- Received April 27, 2010
- Accepted May 15, 2010
- Published online October 1, 2010.
- Shinji Inaba, MD⁎,
- Takashi Higaki, MD†,
- Mitsugi Nagashima, MD‡,
- Kazuhisa Nishimura, MD⁎,
- Akiyoshi Ogimoto, MD⁎,
- Jitsuo Higaki, MD⁎ and
- Hideki Okayama, MD⁎,⁎ ()
- ↵⁎Reprint requests and correspondence:
Dr. Hideki Okayama, Department of Cardiology, Ehime University Cardiovascular Center Shitsukawa, Toon, Ehime 791-0295, Japan
A 24-year-old man was admitted to our hospital because of continuous anterior chest discomfort. He had a history of Kawasaki disease. He was diagnosed with an ST-segment elevation myocardial infarction, showing thrombotic occlusion of an aneurysm in the right coronary artery (Fig. 1A). Thrombus removal was attempted with an aspiration catheter, but a large thrombus burden remained (Fig. 1B). The decision was made to perform intracoronary thrombolysis with a pulse infusion thrombolysis (PIT) catheter (Hand PIT, Argo Cure, Toyota, Japan) designed to allow intermittent thrombolytic agent delivery directly to the thrombus through side-holes connected to a manual pump (Fig. 1C). After the PIT with a total 800,000-IU dose of tissue plasminogen activator had been used, the thrombus was noted to have disappeared (Fig. 1D). Adjunctive simple balloon angioplasty was performed (Fig. 1E), and Thrombolysis In Myocardial Infarction flow grade 3 was achieved (Fig. 1F). A coronary stent was not used, to avoid malapposition and acute thrombotic occlusion. The patient was stable after the procedure during the inpatient hospital stay and has had an uneventful recovery thereafter. Our case suggests that PIT might be a useful strategy in case of ST-segment elevation myocardial infarction with massive thrombus in a giant coronary aneurysm.

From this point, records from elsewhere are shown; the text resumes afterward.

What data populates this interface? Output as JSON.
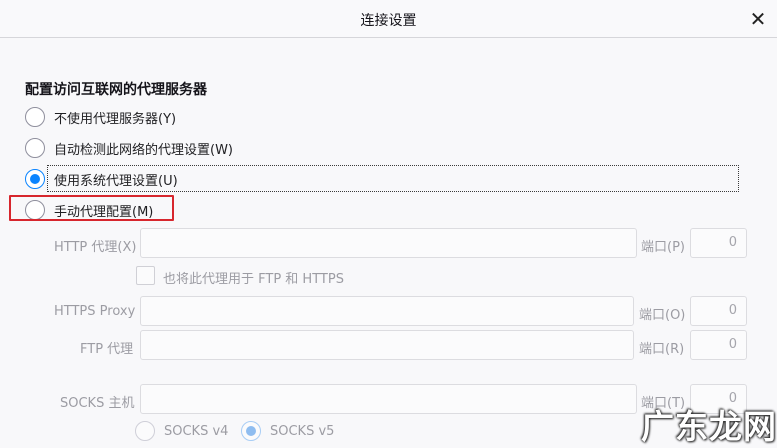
{
  "dialog": {
    "title": "连接设置",
    "close_glyph": "✕"
  },
  "section_title": "配置访问互联网的代理服务器",
  "proxy_options": [
    {
      "label": "不使用代理服务器(Y)",
      "selected": false
    },
    {
      "label": "自动检测此网络的代理设置(W)",
      "selected": false
    },
    {
      "label": "使用系统代理设置(U)",
      "selected": true
    },
    {
      "label": "手动代理配置(M)",
      "selected": false
    }
  ],
  "manual": {
    "http_label": "HTTP 代理(X)",
    "http_value": "",
    "http_port_label": "端口(P)",
    "http_port_value": "0",
    "also_use_label": "也将此代理用于 FTP 和 HTTPS",
    "https_label": "HTTPS Proxy",
    "https_value": "",
    "https_port_label": "端口(O)",
    "https_port_value": "0",
    "ftp_label": "FTP 代理",
    "ftp_value": "",
    "ftp_port_label": "端口(R)",
    "ftp_port_value": "0",
    "socks_label": "SOCKS 主机",
    "socks_value": "",
    "socks_port_label": "端口(T)",
    "socks_port_value": "0",
    "socks_v4_label": "SOCKS v4",
    "socks_v5_label": "SOCKS v5",
    "socks_version_selected": "v5"
  },
  "watermark": "广东龙网",
  "colors": {
    "accent": "#0a84ff",
    "highlight": "#d7262d"
  }
}
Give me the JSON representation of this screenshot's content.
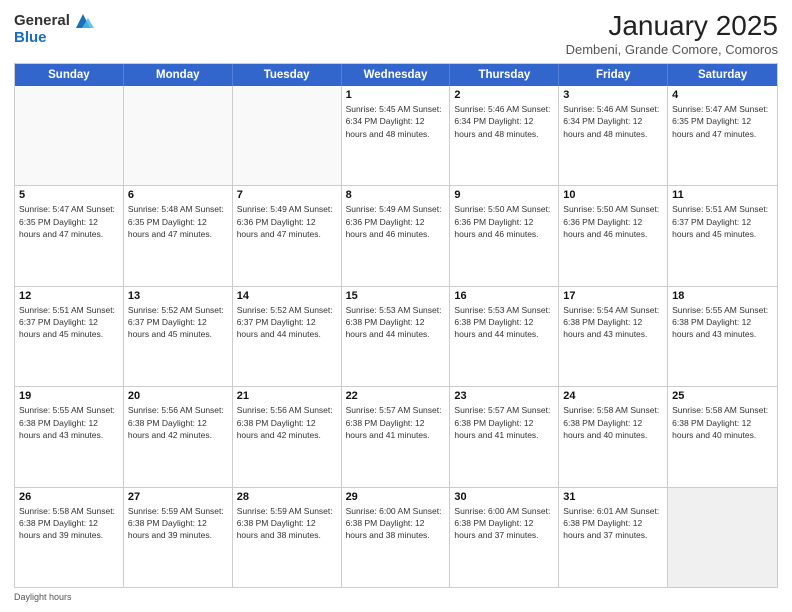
{
  "header": {
    "title": "January 2025",
    "subtitle": "Dembeni, Grande Comore, Comoros",
    "logo_general": "General",
    "logo_blue": "Blue"
  },
  "days_of_week": [
    "Sunday",
    "Monday",
    "Tuesday",
    "Wednesday",
    "Thursday",
    "Friday",
    "Saturday"
  ],
  "weeks": [
    [
      {
        "day": "",
        "info": ""
      },
      {
        "day": "",
        "info": ""
      },
      {
        "day": "",
        "info": ""
      },
      {
        "day": "1",
        "info": "Sunrise: 5:45 AM\nSunset: 6:34 PM\nDaylight: 12 hours\nand 48 minutes."
      },
      {
        "day": "2",
        "info": "Sunrise: 5:46 AM\nSunset: 6:34 PM\nDaylight: 12 hours\nand 48 minutes."
      },
      {
        "day": "3",
        "info": "Sunrise: 5:46 AM\nSunset: 6:34 PM\nDaylight: 12 hours\nand 48 minutes."
      },
      {
        "day": "4",
        "info": "Sunrise: 5:47 AM\nSunset: 6:35 PM\nDaylight: 12 hours\nand 47 minutes."
      }
    ],
    [
      {
        "day": "5",
        "info": "Sunrise: 5:47 AM\nSunset: 6:35 PM\nDaylight: 12 hours\nand 47 minutes."
      },
      {
        "day": "6",
        "info": "Sunrise: 5:48 AM\nSunset: 6:35 PM\nDaylight: 12 hours\nand 47 minutes."
      },
      {
        "day": "7",
        "info": "Sunrise: 5:49 AM\nSunset: 6:36 PM\nDaylight: 12 hours\nand 47 minutes."
      },
      {
        "day": "8",
        "info": "Sunrise: 5:49 AM\nSunset: 6:36 PM\nDaylight: 12 hours\nand 46 minutes."
      },
      {
        "day": "9",
        "info": "Sunrise: 5:50 AM\nSunset: 6:36 PM\nDaylight: 12 hours\nand 46 minutes."
      },
      {
        "day": "10",
        "info": "Sunrise: 5:50 AM\nSunset: 6:36 PM\nDaylight: 12 hours\nand 46 minutes."
      },
      {
        "day": "11",
        "info": "Sunrise: 5:51 AM\nSunset: 6:37 PM\nDaylight: 12 hours\nand 45 minutes."
      }
    ],
    [
      {
        "day": "12",
        "info": "Sunrise: 5:51 AM\nSunset: 6:37 PM\nDaylight: 12 hours\nand 45 minutes."
      },
      {
        "day": "13",
        "info": "Sunrise: 5:52 AM\nSunset: 6:37 PM\nDaylight: 12 hours\nand 45 minutes."
      },
      {
        "day": "14",
        "info": "Sunrise: 5:52 AM\nSunset: 6:37 PM\nDaylight: 12 hours\nand 44 minutes."
      },
      {
        "day": "15",
        "info": "Sunrise: 5:53 AM\nSunset: 6:38 PM\nDaylight: 12 hours\nand 44 minutes."
      },
      {
        "day": "16",
        "info": "Sunrise: 5:53 AM\nSunset: 6:38 PM\nDaylight: 12 hours\nand 44 minutes."
      },
      {
        "day": "17",
        "info": "Sunrise: 5:54 AM\nSunset: 6:38 PM\nDaylight: 12 hours\nand 43 minutes."
      },
      {
        "day": "18",
        "info": "Sunrise: 5:55 AM\nSunset: 6:38 PM\nDaylight: 12 hours\nand 43 minutes."
      }
    ],
    [
      {
        "day": "19",
        "info": "Sunrise: 5:55 AM\nSunset: 6:38 PM\nDaylight: 12 hours\nand 43 minutes."
      },
      {
        "day": "20",
        "info": "Sunrise: 5:56 AM\nSunset: 6:38 PM\nDaylight: 12 hours\nand 42 minutes."
      },
      {
        "day": "21",
        "info": "Sunrise: 5:56 AM\nSunset: 6:38 PM\nDaylight: 12 hours\nand 42 minutes."
      },
      {
        "day": "22",
        "info": "Sunrise: 5:57 AM\nSunset: 6:38 PM\nDaylight: 12 hours\nand 41 minutes."
      },
      {
        "day": "23",
        "info": "Sunrise: 5:57 AM\nSunset: 6:38 PM\nDaylight: 12 hours\nand 41 minutes."
      },
      {
        "day": "24",
        "info": "Sunrise: 5:58 AM\nSunset: 6:38 PM\nDaylight: 12 hours\nand 40 minutes."
      },
      {
        "day": "25",
        "info": "Sunrise: 5:58 AM\nSunset: 6:38 PM\nDaylight: 12 hours\nand 40 minutes."
      }
    ],
    [
      {
        "day": "26",
        "info": "Sunrise: 5:58 AM\nSunset: 6:38 PM\nDaylight: 12 hours\nand 39 minutes."
      },
      {
        "day": "27",
        "info": "Sunrise: 5:59 AM\nSunset: 6:38 PM\nDaylight: 12 hours\nand 39 minutes."
      },
      {
        "day": "28",
        "info": "Sunrise: 5:59 AM\nSunset: 6:38 PM\nDaylight: 12 hours\nand 38 minutes."
      },
      {
        "day": "29",
        "info": "Sunrise: 6:00 AM\nSunset: 6:38 PM\nDaylight: 12 hours\nand 38 minutes."
      },
      {
        "day": "30",
        "info": "Sunrise: 6:00 AM\nSunset: 6:38 PM\nDaylight: 12 hours\nand 37 minutes."
      },
      {
        "day": "31",
        "info": "Sunrise: 6:01 AM\nSunset: 6:38 PM\nDaylight: 12 hours\nand 37 minutes."
      },
      {
        "day": "",
        "info": ""
      }
    ]
  ],
  "footer": "Daylight hours"
}
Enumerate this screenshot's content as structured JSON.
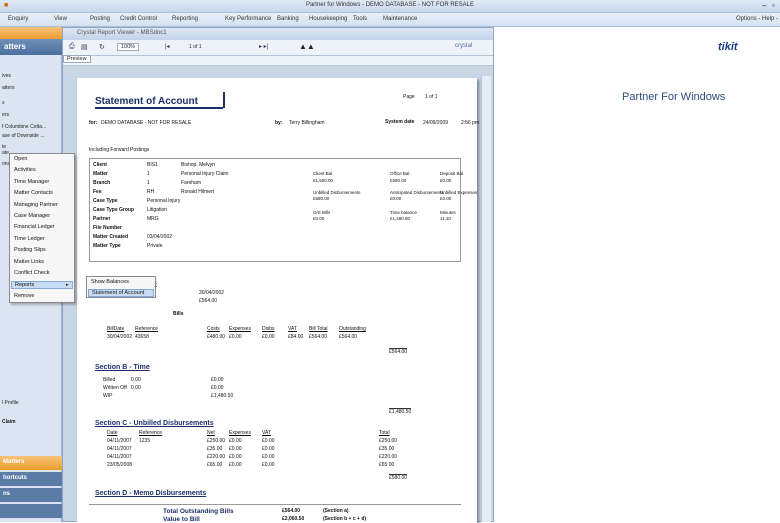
{
  "app": {
    "title": "Partner for Windows - DEMO DATABASE - NOT FOR RESALE",
    "right_title": "Partner For Windows",
    "options": "Options - Help -",
    "brand": "tikit"
  },
  "menu": [
    "Enquiry",
    "View",
    "Posting",
    "Credit Control",
    "Reporting",
    "Key Performance",
    "Banking",
    "Housekeeping",
    "Tools",
    "Maintenance"
  ],
  "left": {
    "head": "atters",
    "items": [
      "ives",
      "atters",
      "s",
      "ers",
      "f Columbine Cotta...",
      "ase of Downside ...",
      "te",
      "ate",
      "onal Injury"
    ],
    "bottom_a": "l Profile",
    "bottom_b": "Claim",
    "tabs": [
      "Matters",
      "hortcuts",
      "ns"
    ]
  },
  "context_menu": {
    "items": [
      "Open",
      "Activities",
      "Time Manager",
      "Matter Contacts",
      "Managing Partner",
      "Case Manager",
      "Financial Ledger",
      "Time Ledger",
      "Posting Slips",
      "Matter Links",
      "Conflict Check",
      "Reports",
      "Remove"
    ],
    "highlighted": "Reports"
  },
  "submenu": {
    "items": [
      "Show Balances",
      "Statement of Account"
    ]
  },
  "viewer": {
    "title": "Crystal Report Viewer - MBSdoc1",
    "zoom": "100%",
    "page_nav": "1 of 1",
    "brand": "crystal",
    "preview_tab": "Preview"
  },
  "report": {
    "title": "Statement of Account",
    "page_label": "Page",
    "page_value": "1 of 1",
    "for_label": "for:",
    "for_value": "DEMO DATABASE - NOT FOR RESALE",
    "by_label": "by:",
    "by_value": "Terry Billingham",
    "sysdate_label": "System date",
    "sysdate_value": "24/09/2009",
    "sysdate_time": "2:56 pm",
    "including": "Including Forward Postings",
    "client": [
      [
        "Client",
        "BIS1",
        "Bishop, Melvyn"
      ],
      [
        "Matter",
        "1",
        "Personal Injury Claim"
      ],
      [
        "Branch",
        "1",
        "Fareham"
      ],
      [
        "Fee",
        "RH",
        "Ronald Hilmert"
      ],
      [
        "Case Type",
        "Personal Injury",
        ""
      ],
      [
        "Case Type Group",
        "Litigation",
        ""
      ],
      [
        "Partner",
        "MRG",
        ""
      ],
      [
        "File Number",
        "",
        ""
      ],
      [
        "Matter Created",
        "03/04/2002",
        ""
      ],
      [
        "Matter Type",
        "Private",
        ""
      ]
    ],
    "balances": [
      [
        "Client Bal",
        "Office Bal",
        "Deposit Bal"
      ],
      [
        "£1,500.00",
        "£590.00",
        "£0.00"
      ],
      [
        "Unbilled Disbursements",
        "Anticipated Disbursements",
        "Unbilled Expenses"
      ],
      [
        "£580.00",
        "£0.00",
        "£0.00"
      ],
      [
        "O/S Bills",
        "Time balance",
        "Minutes"
      ],
      [
        "£0.00",
        "£1,480.50",
        "11:10"
      ]
    ],
    "billing_head": "Billing Information",
    "billing": [
      [
        "Last Bill Date",
        "30/04/2002"
      ],
      [
        "",
        "£564.00"
      ]
    ],
    "bills_head": "Bills",
    "bills_cols": [
      "BillDate",
      "Reference",
      "Costs",
      "Expenses",
      "Disbs",
      "VAT",
      "Bill Total",
      "Outstanding"
    ],
    "bills_row": [
      "30/04/2002",
      "43658",
      "£480.00",
      "£0.00",
      "£0.00",
      "£84.00",
      "£564.00",
      "£564.00"
    ],
    "bills_total": "£564.00",
    "secB_head": "Section B - Time",
    "secB": [
      [
        "Billed",
        "0.00",
        "£0.00"
      ],
      [
        "Written Off",
        "0.00",
        "£0.00"
      ],
      [
        "WIP",
        "",
        "£1,480.50"
      ]
    ],
    "secB_total": "£1,480.50",
    "secC_head": "Section C - Unbilled Disbursements",
    "secC_cols": [
      "Date",
      "Reference",
      "Net",
      "Expenses",
      "VAT",
      "Total"
    ],
    "secC_rows": [
      [
        "04/11/2007",
        "1235",
        "£250.00",
        "£0.00",
        "£0.00",
        "£250.00"
      ],
      [
        "04/11/2007",
        "",
        "£35.00",
        "£0.00",
        "£0.00",
        "£35.00"
      ],
      [
        "04/11/2007",
        "",
        "£220.00",
        "£0.00",
        "£0.00",
        "£220.00"
      ],
      [
        "23/05/2008",
        "",
        "£65.00",
        "£0.00",
        "£0.00",
        "£65.00"
      ]
    ],
    "secC_total": "£580.00",
    "secD_head": "Section D - Memo Disbursements",
    "totals": [
      [
        "Total Outstanding Bills",
        "£564.00",
        "(Section a)"
      ],
      [
        "Value to Bill",
        "£2,060.50",
        "(Section b + c + d)"
      ]
    ]
  }
}
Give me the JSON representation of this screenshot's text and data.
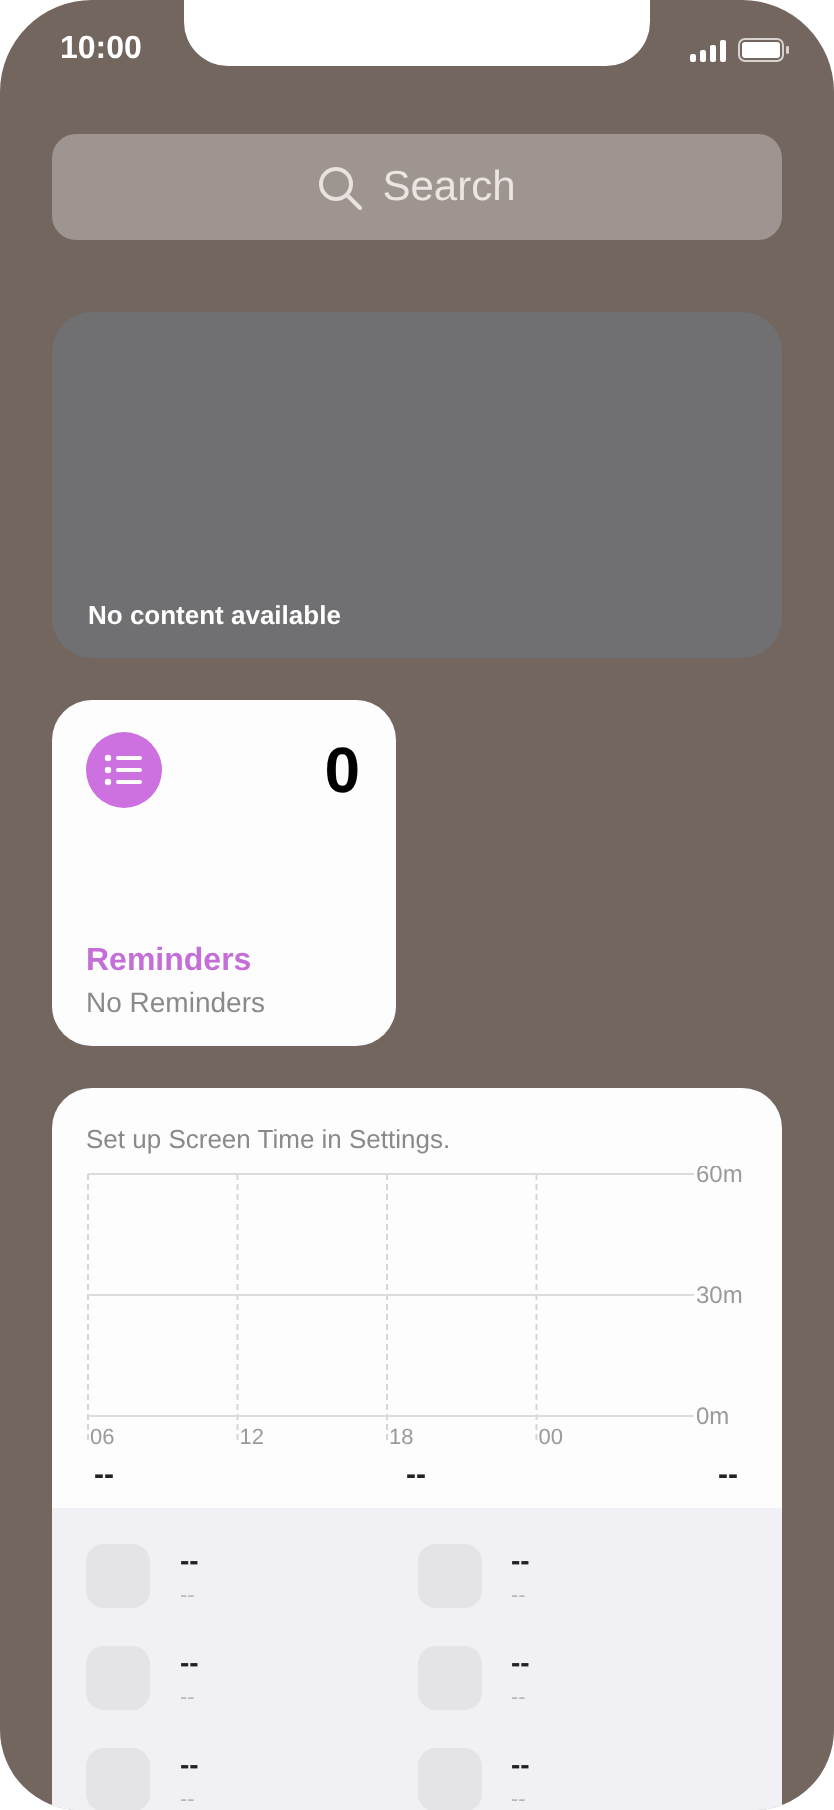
{
  "status_bar": {
    "time": "10:00"
  },
  "search": {
    "placeholder": "Search"
  },
  "empty_widget": {
    "message": "No content available"
  },
  "reminders_widget": {
    "count": "0",
    "title": "Reminders",
    "subtitle": "No Reminders"
  },
  "screen_time_widget": {
    "message": "Set up Screen Time in Settings.",
    "y_labels": [
      "60m",
      "30m",
      "0m"
    ],
    "x_labels": [
      "06",
      "12",
      "18",
      "00"
    ],
    "totals": [
      "--",
      "--",
      "--"
    ],
    "apps": [
      {
        "title": "--",
        "subtitle": "--"
      },
      {
        "title": "--",
        "subtitle": "--"
      },
      {
        "title": "--",
        "subtitle": "--"
      },
      {
        "title": "--",
        "subtitle": "--"
      },
      {
        "title": "--",
        "subtitle": "--"
      },
      {
        "title": "--",
        "subtitle": "--"
      }
    ]
  }
}
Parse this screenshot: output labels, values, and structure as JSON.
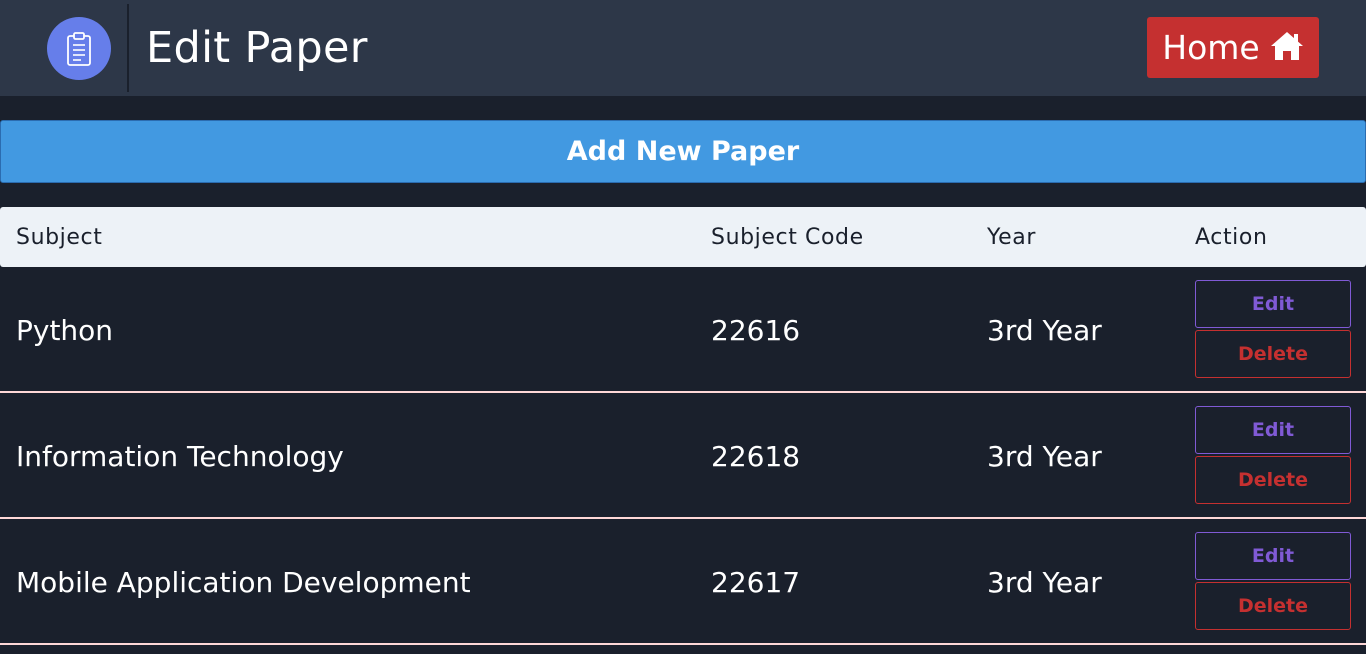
{
  "header": {
    "title": "Edit Paper",
    "logo_icon": "clipboard-icon",
    "home_label": "Home",
    "home_icon": "home-icon"
  },
  "add_button_label": "Add New Paper",
  "table": {
    "columns": [
      "Subject",
      "Subject Code",
      "Year",
      "Action"
    ],
    "rows": [
      {
        "subject": "Python",
        "code": "22616",
        "year": "3rd Year"
      },
      {
        "subject": "Information Technology",
        "code": "22618",
        "year": "3rd Year"
      },
      {
        "subject": "Mobile Application Development",
        "code": "22617",
        "year": "3rd Year"
      }
    ],
    "edit_label": "Edit",
    "delete_label": "Delete"
  },
  "colors": {
    "background": "#1a202c",
    "header": "#2d3748",
    "logo": "#667eea",
    "home_button": "#c53030",
    "add_button": "#4299e1",
    "table_header": "#edf2f7",
    "edit_accent": "#805ad5",
    "delete_accent": "#c53030",
    "row_divider": "#fed7d7"
  }
}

The authors have reported that they have no relationships to disclose.
- Received April 27, 2010.
- Accepted May 15, 2010.
- American College of Cardiology Foundation